The Oxford-AstraZeneca vaccine is a «viral vector» vaccine, when the vaccine is injected into a patient, it manifests as a carrier another virus adapted to fight Coronavirus. It prompts the immune system to start making antibodies for to attack any covid-19 infection.
British pharma giant AstraZeneca announced that its Oxford-AstraZeneca vaccine (AZD1222), is 70 percent effective in protecting against the virus. This vaccine can be kept at refrigerator temperatures of 2 to 8 degrees Celsius.
Inexpensive, practical and easy to store, it has many advantages :
The AstraZeneca / Oxford vaccine has the majore advantage of being inexpensive at a maximum cost of $5 a dose (about 4 euros ), and easy to store.
Suggested effective against the UK variant, AstraZeneca Group, said it will provide more two billion covidid-19 vaccine doses to 90 to low- and middle-income countries ($3 a dose) the majority are earmarked for delivery in the first half of the year (COVAX INITIATIVE) , pending WHO Emergency Use Listing.
Who will get the Oxford-AstraZeneca vaccine and when?
The UK has ordered 100 million doses of the Oxford-AstraZeneca vaccine, with the hope to about 100,000 doses will be received in the january 2021. AstraZeneca company signed deals to prepare at least 300 million doses for the U.S and more than 400 million for European Union members.
Risks and side effects of vaccination
Vaccines are only approved if overall benefits outweigh their risks. At the same time, the rapid development of COVID-19 vaccines has people asking questions, they also fear possible side effects from vaccination.
Vaccines are safe and save lives, It is normal to have certain reactions after a vaccination, although these side effects can be unpleasant. Most side effects last no more than a couple of days and you will recover without any problems.
Here is an overview of the reactions and side effects you can expect.
Who can take the Oxford/AstraZeneca Coronavirus vaccine?
Getting a Coronavirus vaccine can help protect you and others around you from COVID-19, vaccination is recommended for health workers, older people including those aged 65 or older, people who have had COVID-19 in the past, people with medical conditions, such as cardiovascular disease, hypertension, diabetes, pulmonary, kidney disease and diabetes….

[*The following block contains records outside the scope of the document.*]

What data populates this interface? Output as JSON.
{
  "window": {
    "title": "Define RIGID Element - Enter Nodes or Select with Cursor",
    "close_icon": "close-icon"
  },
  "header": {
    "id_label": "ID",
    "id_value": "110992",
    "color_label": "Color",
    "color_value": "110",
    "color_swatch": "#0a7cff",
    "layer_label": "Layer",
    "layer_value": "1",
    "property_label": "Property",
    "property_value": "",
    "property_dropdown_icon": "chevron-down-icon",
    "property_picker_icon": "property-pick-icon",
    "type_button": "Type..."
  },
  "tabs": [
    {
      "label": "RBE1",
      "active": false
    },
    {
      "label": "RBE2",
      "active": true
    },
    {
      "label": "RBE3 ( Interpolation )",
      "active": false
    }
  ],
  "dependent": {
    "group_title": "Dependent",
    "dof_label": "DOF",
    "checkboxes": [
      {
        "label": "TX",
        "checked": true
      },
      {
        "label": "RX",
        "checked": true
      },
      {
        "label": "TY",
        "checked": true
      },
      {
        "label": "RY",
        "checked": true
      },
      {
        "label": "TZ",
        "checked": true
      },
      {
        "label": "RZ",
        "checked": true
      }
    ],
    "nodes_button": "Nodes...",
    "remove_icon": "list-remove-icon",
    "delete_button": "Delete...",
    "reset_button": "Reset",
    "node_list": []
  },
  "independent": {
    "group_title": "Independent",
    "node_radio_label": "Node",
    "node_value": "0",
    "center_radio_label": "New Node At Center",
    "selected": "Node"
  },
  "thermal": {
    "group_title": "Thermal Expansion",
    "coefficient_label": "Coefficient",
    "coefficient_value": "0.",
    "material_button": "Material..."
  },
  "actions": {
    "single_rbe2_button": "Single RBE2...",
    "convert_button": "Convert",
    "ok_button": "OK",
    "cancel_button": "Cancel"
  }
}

For the large majority of people, Astrazeneca COVID-19 vaccine is safe and effective in people with known medical conditions, this vaccine is made up of 2 doses given intramuscularly with an interval of 8 to 12 weeks.
Who should not take the coronavirus vaccine shots
The Oxford/AstraZeneca covid-19 vaccine uses a harmless virus altered to look a lot more like the pandemic virus. This vaccine has been tested on adults of various ages, but there are a few groups who should avoid being vaccinated for now. Voici la liste initiale jusqu’à present des personnes qui ne devraient pas se faire vacciner contre le Covid-19:
- People who are pregnant, breastfeeding
- People with vaccine allergies
- People who’ve taken a Covid-19 antibody treatment
- The immunocompromised
- Children under 16 years
- Have received another coronavirus vaccine
EU approves AstraZeneca vaccine
The European Medicines Agency (EMA) has approved the use of Oxford/AstraZeneca viral vector vaccine (developed by AstraZeneca and the University of Oxford) for all adults, The EU’s drugs regulator said: “The AstraZeneca vaccine was about 70% effective in the trials.” The covid-19 vaccine is already in use in the U.K, inde and canada.
India approves Oxford-AstraZeneca Covid-19 vaccine
The Indian government has approved the Oxford/AstraZeneca Covid-19 vaccine for emergency use India, which has the highest number of infections after the U.S, it is the first vaccine to get approval in India.
More than 50 million doses of the Oxford-AstraZeneca vaccine have already been stockpiled by the Serum Institute of India (SII), the vaccination programme aims to reach 200 million people by early July 2021.